HP iSCSI pack kicks DAS
Amazing Application Storage Manager smooths migration to networked storageFollow @infoworld
Migrating file servers, e-mail servers, and databases from DAS to networked storage improves resilience and performance, and it’s probably less expensive in the long term, but it requires a mastery of a variety of storage technologies — a mastery many small companies lack. No wonder they choose to stay with the old-fashioned but easier-to-manage DAS.
If this picture describes your company’s attitude toward storage, consider the new version of the Hewlett-Packard ProLiant Storage Server IFP (iSCSI Feature Pack). IFP is essentially HP’s OEM version of FalconStor’s iSCSI Storage Server (see page 27). HP offers two versions of IFP, one for stand-alone ProLiant servers such as the ML370, and a predictably more expensive version for gateway servers such as the DL580. Both versions run on top of Microsoft WSS (Windows Storage Server) 2003 and add block-serving ability to WSS’s built-in file serving. The result is a single storage server that combines the powerful iSCSI SAN from FalconStor with flexible file serving.

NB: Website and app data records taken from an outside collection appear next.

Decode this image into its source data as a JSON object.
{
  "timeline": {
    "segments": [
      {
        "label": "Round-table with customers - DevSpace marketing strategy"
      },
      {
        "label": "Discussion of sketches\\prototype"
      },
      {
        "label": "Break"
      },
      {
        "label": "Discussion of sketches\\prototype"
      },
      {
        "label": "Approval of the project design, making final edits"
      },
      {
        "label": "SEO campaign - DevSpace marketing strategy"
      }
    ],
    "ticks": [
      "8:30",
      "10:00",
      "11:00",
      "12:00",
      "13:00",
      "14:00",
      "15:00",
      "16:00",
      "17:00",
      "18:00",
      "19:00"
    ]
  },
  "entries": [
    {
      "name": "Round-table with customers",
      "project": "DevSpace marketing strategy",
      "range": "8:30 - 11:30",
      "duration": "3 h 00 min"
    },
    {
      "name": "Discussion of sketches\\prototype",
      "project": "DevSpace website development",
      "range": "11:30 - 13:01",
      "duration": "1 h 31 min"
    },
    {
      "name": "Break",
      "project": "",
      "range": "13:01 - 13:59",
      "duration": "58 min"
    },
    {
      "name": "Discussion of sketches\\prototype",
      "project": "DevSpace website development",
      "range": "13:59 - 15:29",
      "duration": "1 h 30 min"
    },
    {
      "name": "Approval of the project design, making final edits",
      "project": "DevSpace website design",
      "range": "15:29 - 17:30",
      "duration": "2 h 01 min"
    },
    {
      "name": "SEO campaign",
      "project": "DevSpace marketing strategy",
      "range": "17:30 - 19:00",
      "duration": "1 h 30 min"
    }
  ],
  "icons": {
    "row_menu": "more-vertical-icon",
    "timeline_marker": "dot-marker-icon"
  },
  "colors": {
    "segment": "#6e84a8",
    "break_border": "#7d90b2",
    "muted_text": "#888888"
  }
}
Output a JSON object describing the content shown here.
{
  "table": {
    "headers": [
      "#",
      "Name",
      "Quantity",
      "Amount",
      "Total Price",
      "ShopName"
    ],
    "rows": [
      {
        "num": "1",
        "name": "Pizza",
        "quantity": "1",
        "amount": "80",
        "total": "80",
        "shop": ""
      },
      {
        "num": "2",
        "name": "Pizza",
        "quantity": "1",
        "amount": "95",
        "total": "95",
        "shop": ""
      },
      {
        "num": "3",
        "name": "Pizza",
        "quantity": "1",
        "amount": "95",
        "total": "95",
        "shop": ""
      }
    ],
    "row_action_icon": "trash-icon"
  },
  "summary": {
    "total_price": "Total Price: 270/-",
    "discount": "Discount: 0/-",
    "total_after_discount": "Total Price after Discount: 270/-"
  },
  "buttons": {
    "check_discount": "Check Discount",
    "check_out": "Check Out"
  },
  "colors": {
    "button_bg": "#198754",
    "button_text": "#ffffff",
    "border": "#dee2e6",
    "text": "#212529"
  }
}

The new version of IFP introduces HP’s ASM (Application Storage Manager), a remarkable application that automates data migration from existing servers to networked storage. The ASM GUI is so easy to use, you could put your mom in charge of the migration from DAS.
ASM is an expert system that hides the complexity of managing WSS, IFP, and storage arrays behind a simple, application-oriented management GUI. ASM automatically finds your Microsoft or Oracle databases on existing legacy servers and, following embedded best practices, migrates their data to the storage server. If you use Microsoft Exchange for your company e-mail, ASM will migrate its storage groups, too.
Your administrators don’t need to know how the underlying storage systems work. They can manage the migration to a new system by simply pointing a wizard to existing databases and requesting the move. ASM manages the grunt work, including creating LUs (logical units) on the storage array and the iSCSI server, configuring the iSCSI initiator on the application server, and pointing the application to the new data location. It’s like having a storage genie at your service.
Perhaps even more important is that ASM doesn’t create a dependency; you can retire it and turn to human control at any time, typically as soon as your administrators complete storage training. A noteworthy bonus to using ASM is that it accelerates that training.
Easy as ASM
I tested ASM in a typical entry-level setting that included a PDC (primary domain controller), an HP ProLiant DL380 application server running Microsoft SQL Server and Exchange, and another DL380 assuming the role of my new storage server.
The storage server connected to a single SCSI disk enclosure via an HP Smart Array 6i controller, with WSS and IFP/ASM installed. My testing objective was to migrate the databases from the local disks to the storage server.
To open the SQL Server migration wizard I chose “Action” and then “Host SQL Server database” from the ASM menu. After a welcome screen and a suggestion that I continue only if I had a good backup of the database, the wizard asked me to choose a database from a pull-down list.
I didn’t have to type names because ASM automatically discovered my databases and e-mail storage groups. After I chose Northwind as my database, the wizard asked me if Northwind is update-intensive, a factor which obviously affects the amount of storage to make available.